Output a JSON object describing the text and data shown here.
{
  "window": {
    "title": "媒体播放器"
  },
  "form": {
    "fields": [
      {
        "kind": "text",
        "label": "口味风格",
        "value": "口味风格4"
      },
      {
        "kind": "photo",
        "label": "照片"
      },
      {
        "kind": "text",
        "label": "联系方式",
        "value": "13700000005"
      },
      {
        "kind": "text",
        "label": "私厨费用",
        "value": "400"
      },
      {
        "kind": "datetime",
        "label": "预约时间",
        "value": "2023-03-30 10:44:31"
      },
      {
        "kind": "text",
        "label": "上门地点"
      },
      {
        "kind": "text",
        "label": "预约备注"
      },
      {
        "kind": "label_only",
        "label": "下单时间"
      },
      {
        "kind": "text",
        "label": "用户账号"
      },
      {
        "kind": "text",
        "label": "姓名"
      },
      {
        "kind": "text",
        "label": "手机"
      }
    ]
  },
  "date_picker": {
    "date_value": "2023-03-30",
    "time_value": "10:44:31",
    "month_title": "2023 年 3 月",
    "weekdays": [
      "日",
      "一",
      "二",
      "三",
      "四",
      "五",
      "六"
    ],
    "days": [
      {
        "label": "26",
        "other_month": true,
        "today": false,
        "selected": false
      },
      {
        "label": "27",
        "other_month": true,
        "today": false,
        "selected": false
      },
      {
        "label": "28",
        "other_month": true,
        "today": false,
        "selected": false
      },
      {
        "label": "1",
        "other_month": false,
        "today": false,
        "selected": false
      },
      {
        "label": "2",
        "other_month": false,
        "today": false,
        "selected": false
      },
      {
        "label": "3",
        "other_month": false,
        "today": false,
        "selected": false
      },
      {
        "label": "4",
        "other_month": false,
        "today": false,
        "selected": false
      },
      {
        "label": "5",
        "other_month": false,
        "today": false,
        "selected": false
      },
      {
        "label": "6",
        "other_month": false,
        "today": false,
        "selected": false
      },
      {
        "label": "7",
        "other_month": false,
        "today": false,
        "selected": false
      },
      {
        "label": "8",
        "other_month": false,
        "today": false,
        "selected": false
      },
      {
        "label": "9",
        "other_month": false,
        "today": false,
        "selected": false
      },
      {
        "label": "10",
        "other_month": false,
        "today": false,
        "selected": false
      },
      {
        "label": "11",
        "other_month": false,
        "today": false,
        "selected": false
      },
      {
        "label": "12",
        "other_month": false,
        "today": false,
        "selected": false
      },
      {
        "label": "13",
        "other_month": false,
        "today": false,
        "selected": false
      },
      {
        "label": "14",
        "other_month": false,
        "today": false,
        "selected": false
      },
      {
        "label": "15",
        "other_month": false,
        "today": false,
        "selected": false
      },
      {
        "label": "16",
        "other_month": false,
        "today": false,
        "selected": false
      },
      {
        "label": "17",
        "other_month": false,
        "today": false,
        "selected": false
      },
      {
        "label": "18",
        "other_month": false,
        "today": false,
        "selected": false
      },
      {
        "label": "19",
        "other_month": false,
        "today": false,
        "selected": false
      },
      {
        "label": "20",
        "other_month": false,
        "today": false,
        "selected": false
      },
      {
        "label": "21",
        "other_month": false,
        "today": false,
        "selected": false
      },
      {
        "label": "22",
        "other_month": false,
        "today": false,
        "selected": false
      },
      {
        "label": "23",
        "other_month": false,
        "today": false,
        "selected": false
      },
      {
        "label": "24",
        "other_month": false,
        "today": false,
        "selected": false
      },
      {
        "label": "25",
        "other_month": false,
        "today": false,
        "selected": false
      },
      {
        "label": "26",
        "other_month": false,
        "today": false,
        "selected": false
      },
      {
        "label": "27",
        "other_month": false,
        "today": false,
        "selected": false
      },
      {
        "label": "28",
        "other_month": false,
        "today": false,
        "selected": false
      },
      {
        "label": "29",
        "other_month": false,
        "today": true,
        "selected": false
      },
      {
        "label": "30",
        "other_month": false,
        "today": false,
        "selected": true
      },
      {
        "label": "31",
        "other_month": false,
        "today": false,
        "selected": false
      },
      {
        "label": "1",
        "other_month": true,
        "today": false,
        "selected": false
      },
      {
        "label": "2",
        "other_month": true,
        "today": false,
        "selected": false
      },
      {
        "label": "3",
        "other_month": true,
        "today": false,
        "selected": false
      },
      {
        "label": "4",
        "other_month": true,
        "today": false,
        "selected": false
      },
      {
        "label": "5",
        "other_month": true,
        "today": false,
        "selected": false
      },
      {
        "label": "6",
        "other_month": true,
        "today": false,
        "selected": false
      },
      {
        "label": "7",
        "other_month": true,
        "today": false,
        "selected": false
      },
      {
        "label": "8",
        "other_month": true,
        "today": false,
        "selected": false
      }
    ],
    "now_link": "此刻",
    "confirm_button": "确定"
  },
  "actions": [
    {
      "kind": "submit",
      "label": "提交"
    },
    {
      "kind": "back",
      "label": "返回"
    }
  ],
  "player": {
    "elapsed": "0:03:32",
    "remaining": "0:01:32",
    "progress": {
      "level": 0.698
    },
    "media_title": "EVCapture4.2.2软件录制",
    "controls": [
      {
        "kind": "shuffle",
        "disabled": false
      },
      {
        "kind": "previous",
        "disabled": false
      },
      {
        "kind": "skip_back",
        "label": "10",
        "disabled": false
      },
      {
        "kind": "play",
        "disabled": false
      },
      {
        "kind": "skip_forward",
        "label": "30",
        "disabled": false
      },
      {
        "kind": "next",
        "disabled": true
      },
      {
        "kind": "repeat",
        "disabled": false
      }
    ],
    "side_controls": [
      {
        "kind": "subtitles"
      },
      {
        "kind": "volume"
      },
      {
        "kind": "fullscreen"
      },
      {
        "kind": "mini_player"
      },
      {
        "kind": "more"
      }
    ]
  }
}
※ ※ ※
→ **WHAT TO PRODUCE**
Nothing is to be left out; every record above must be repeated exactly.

→ **EXERCISE OUTPUT**
Output a JSON object describing the text and data shown here.
{
  "window": {
    "title": "媒体播放器"
  },
  "form": {
    "fields": [
      {
        "kind": "text",
        "label": "口味风格",
        "value": "口味风格4"
      },
      {
        "kind": "photo",
        "label": "照片"
      },
      {
        "kind": "text",
        "label": "联系方式",
        "value": "13700000005"
      },
      {
        "kind": "text",
        "label": "私厨费用",
        "value": "400"
      },
      {
        "kind": "datetime",
        "label": "预约时间",
        "value": "2023-03-30 10:44:31"
      },
      {
        "kind": "text",
        "label": "上门地点"
      },
      {
        "kind": "text",
        "label": "预约备注"
      },
      {
        "kind": "label_only",
        "label": "下单时间"
      },
      {
        "kind": "text",
        "label": "用户账号"
      },
      {
        "kind": "text",
        "label": "姓名"
      },
      {
        "kind": "text",
        "label": "手机"
      }
    ]
  },
  "date_picker": {
    "date_value": "2023-03-30",
    "time_value": "10:44:31",
    "month_title": "2023 年 3 月",
    "weekdays": [
      "日",
      "一",
      "二",
      "三",
      "四",
      "五",
      "六"
    ],
    "days": [
      {
        "label": "26",
        "other_month": true,
        "today": false,
        "selected": false
      },
      {
        "label": "27",
        "other_month": true,
        "today": false,
        "selected": false
      },
      {
        "label": "28",
        "other_month": true,
        "today": false,
        "selected": false
      },
      {
        "label": "1",
        "other_month": false,
        "today": false,
        "selected": false
      },
      {
        "label": "2",
        "other_month": false,
        "today": false,
        "selected": false
      },
      {
        "label": "3",
        "other_month": false,
        "today": false,
        "selected": false
      },
      {
        "label": "4",
        "other_month": false,
        "today": false,
        "selected": false
      },
      {
        "label": "5",
        "other_month": false,
        "today": false,
        "selected": false
      },
      {
        "label": "6",
        "other_month": false,
        "today": false,
        "selected": false
      },
      {
        "label": "7",
        "other_month": false,
        "today": false,
        "selected": false
      },
      {
        "label": "8",
        "other_month": false,
        "today": false,
        "selected": false
      },
      {
        "label": "9",
        "other_month": false,
        "today": false,
        "selected": false
      },
      {
        "label": "10",
        "other_month": false,
        "today": false,
        "selected": false
      },
      {
        "label": "11",
        "other_month": false,
        "today": false,
        "selected": false
      },
      {
        "label": "12",
        "other_month": false,
        "today": false,
        "selected": false
      },
      {
        "label": "13",
        "other_month": false,
        "today": false,
        "selected": false
      },
      {
        "label": "14",
        "other_month": false,
        "today": false,
        "selected": false
      },
      {
        "label": "15",
        "other_month": false,
        "today": false,
        "selected": false
      },
      {
        "label": "16",
        "other_month": false,
        "today": false,
        "selected": false
      },
      {
        "label": "17",
        "other_month": false,
        "today": false,
        "selected": false
      },
      {
        "label": "18",
        "other_month": false,
        "today": false,
        "selected": false
      },
      {
        "label": "19",
        "other_month": false,
        "today": false,
        "selected": false
      },
      {
        "label": "20",
        "other_month": false,
        "today": false,
        "selected": false
      },
      {
        "label": "21",
        "other_month": false,
        "today": false,
        "selected": false
      },
      {
        "label": "22",
        "other_month": false,
        "today": false,
        "selected": false
      },
      {
        "label": "23",
        "other_month": false,
        "today": false,
        "selected": false
      },
      {
        "label": "24",
        "other_month": false,
        "today": false,
        "selected": false
      },
      {
        "label": "25",
        "other_month": false,
        "today": false,
        "selected": false
      },
      {
        "label": "26",
        "other_month": false,
        "today": false,
        "selected": false
      },
      {
        "label": "27",
        "other_month": false,
        "today": false,
        "selected": false
      },
      {
        "label": "28",
        "other_month": false,
        "today": false,
        "selected": false
      },
      {
        "label": "29",
        "other_month": false,
        "today": true,
        "selected": false
      },
      {
        "label": "30",
        "other_month": false,
        "today": false,
        "selected": true
      },
      {
        "label": "31",
        "other_month": false,
        "today": false,
        "selected": false
      },
      {
        "label": "1",
        "other_month": true,
        "today": false,
        "selected": false
      },
      {
        "label": "2",
        "other_month": true,
        "today": false,
        "selected": false
      },
      {
        "label": "3",
        "other_month": true,
        "today": false,
        "selected": false
      },
      {
        "label": "4",
        "other_month": true,
        "today": false,
        "selected": false
      },
      {
        "label": "5",
        "other_month": true,
        "today": false,
        "selected": false
      },
      {
        "label": "6",
        "other_month": true,
        "today": false,
        "selected": false
      },
      {
        "label": "7",
        "other_month": true,
        "today": false,
        "selected": false
      },
      {
        "label": "8",
        "other_month": true,
        "today": false,
        "selected": false
      }
    ],
    "now_link": "此刻",
    "confirm_button": "确定"
  },
  "actions": [
    {
      "kind": "submit",
      "label": "提交"
    },
    {
      "kind": "back",
      "label": "返回"
    }
  ],
  "player": {
    "elapsed": "0:03:32",
    "remaining": "0:01:32",
    "progress": {
      "level": 0.698
    },
    "media_title": "EVCapture4.2.2软件录制",
    "controls": [
      {
        "kind": "shuffle",
        "disabled": false
      },
      {
        "kind": "previous",
        "disabled": false
      },
      {
        "kind": "skip_back",
        "label": "10",
        "disabled": false
      },
      {
        "kind": "play",
        "disabled": false
      },
      {
        "kind": "skip_forward",
        "label": "30",
        "disabled": false
      },
      {
        "kind": "next",
        "disabled": true
      },
      {
        "kind": "repeat",
        "disabled": false
      }
    ],
    "side_controls": [
      {
        "kind": "subtitles"
      },
      {
        "kind": "volume"
      },
      {
        "kind": "fullscreen"
      },
      {
        "kind": "mini_player"
      },
      {
        "kind": "more"
      }
    ]
  }
}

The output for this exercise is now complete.